Linsley EG; Chemsak JA, 1984. The Cerambycidae of North America, Part VII, No. 1: Taxonomy and classification of the subfamily Lamiinae, tribes Parmenini through Acanthoderini. University of California Press, Berkeley, USA: University of California Publications in Entomology, Vol. 102.
May RW, 1982. Distribution and status of Sclerocactus polyancistrus on the Naval Weapons Center - A survey. California, USA: Defense Technical Information Center, 138 pp.
Pettey FW, 1948. The biological control of prickly pears in South Africa. Science Bulletin of the Department of Agriculture, Union of South Africa, 271:1-163.
Raske AG, 1966. PhD Thesis (unpublished). Berkeley, California, USA: University of California.
Raske AG, 1967. Morphological and behavioral mimicry among beetles of the genus Moneilema. Pan-Pacific Entomologist, 43:239-244.
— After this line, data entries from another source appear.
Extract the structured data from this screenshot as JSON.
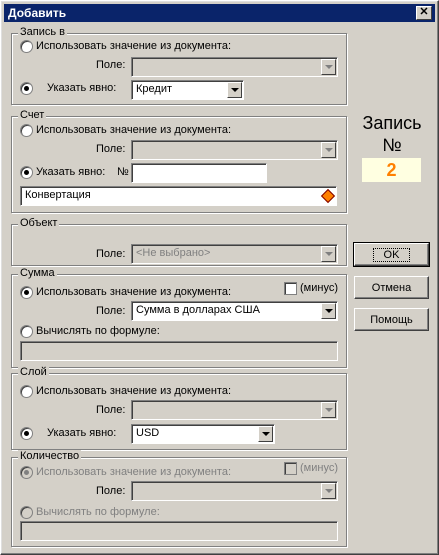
{
  "window": {
    "title": "Добавить",
    "close_icon": "close-icon"
  },
  "zapis": {
    "group_title": "Запись в",
    "use_doc_label": "Использовать значение из документа:",
    "field_label": "Поле:",
    "field_value": "",
    "explicit_label": "Указать явно:",
    "explicit_value": "Кредит"
  },
  "schet": {
    "group_title": "Счет",
    "use_doc_label": "Использовать значение из документа:",
    "field_label": "Поле:",
    "field_value": "",
    "explicit_label": "Указать явно:",
    "number_label": "№",
    "number_value": "",
    "name_value": "Конвертация"
  },
  "obekt": {
    "group_title": "Объект",
    "field_label": "Поле:",
    "field_value": "<Не выбрано>"
  },
  "summa": {
    "group_title": "Сумма",
    "use_doc_label": "Использовать значение из документа:",
    "minus_label": "(минус)",
    "field_label": "Поле:",
    "field_value": "Сумма в долларах США",
    "formula_label": "Вычислять по формуле:",
    "formula_value": ""
  },
  "sloy": {
    "group_title": "Слой",
    "use_doc_label": "Использовать значение из документа:",
    "field_label": "Поле:",
    "field_value": "",
    "explicit_label": "Указать явно:",
    "explicit_value": "USD"
  },
  "kolichestvo": {
    "group_title": "Количество",
    "use_doc_label": "Использовать значение из документа:",
    "minus_label": "(минус)",
    "field_label": "Поле:",
    "field_value": "",
    "formula_label": "Вычислять по формуле:",
    "formula_value": ""
  },
  "record": {
    "label": "Запись",
    "no_label": "№",
    "number": "2",
    "number_color": "#ff8000"
  },
  "buttons": {
    "ok": "OK",
    "cancel": "Отмена",
    "help": "Помощь"
  }
}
Raske AG, 1972. Immature stages, genitalia, and notes on the biology of Coenopoeus palmeri (Coleoptera: Cerambycidae). Canadian Entomologist, 104:121-128.
Tilley D; St John L; Ogle D, 2011. Plant guide for Winkler's pincushion cactus (Pediocactus winkleri). USDA - Natural Resources Conservation Service. Aberdeen, Idaho, USA: Idaho Plant Materials Center, 2 pp. http://plants.usda.gov/plantguide/pdf/pg_pewi2.pdf
Tilley D; St John L; Ogle; D; Burns; C; Fleenor R, 2013. Threatened, endangered & candidate plant species of Utah. Boise, Idaho, USA: USDA Natural Resources Conservation Service, 74 pp. http://www.fs.fed.us/wildflowers/Rare_Plants/documents/UT_TEP_plants_NRCS_2013Revision.pdf
Utah Ecological Services Field Office, 2010. Recovery outline for Sclerocactus wetlandicus (Uinta Basin hookless cactus). West Valley City, Utah, USA: Utah Ecological Services Field Office, 15 pp. http://www.fws.gov/mountain-prairie/species/plants/UintaBasinHooklessCactus/RecoveryOutlineApril2010.pdf
Woodruff DW, 2010. The cactus and the beetle. Sego Lily, 33(3):8-10. http://www.unps.org/segolily/Sego2010MayJun.pdf
Woodruff RE, 1966. A cactus beetle new to the eastern United States (Coleoptera: Cerambycidae). Entomology Circular, 53:2 pp. https://www.freshfromflorida.com/content/download/24142/487531/ent053.pdf
ContributorsTop of page
Original text by:
Angela Whittaker, Oxford, UK
Distribution MapsTop of page
Unsupported Web Browser:
One or more of the features that are needed to show you the maps functionality are not available in the web browser that you are using.
Please consider upgrading your browser to the latest version or installing a new browser.
More information about modern web browsers can be found at http://browsehappy.com/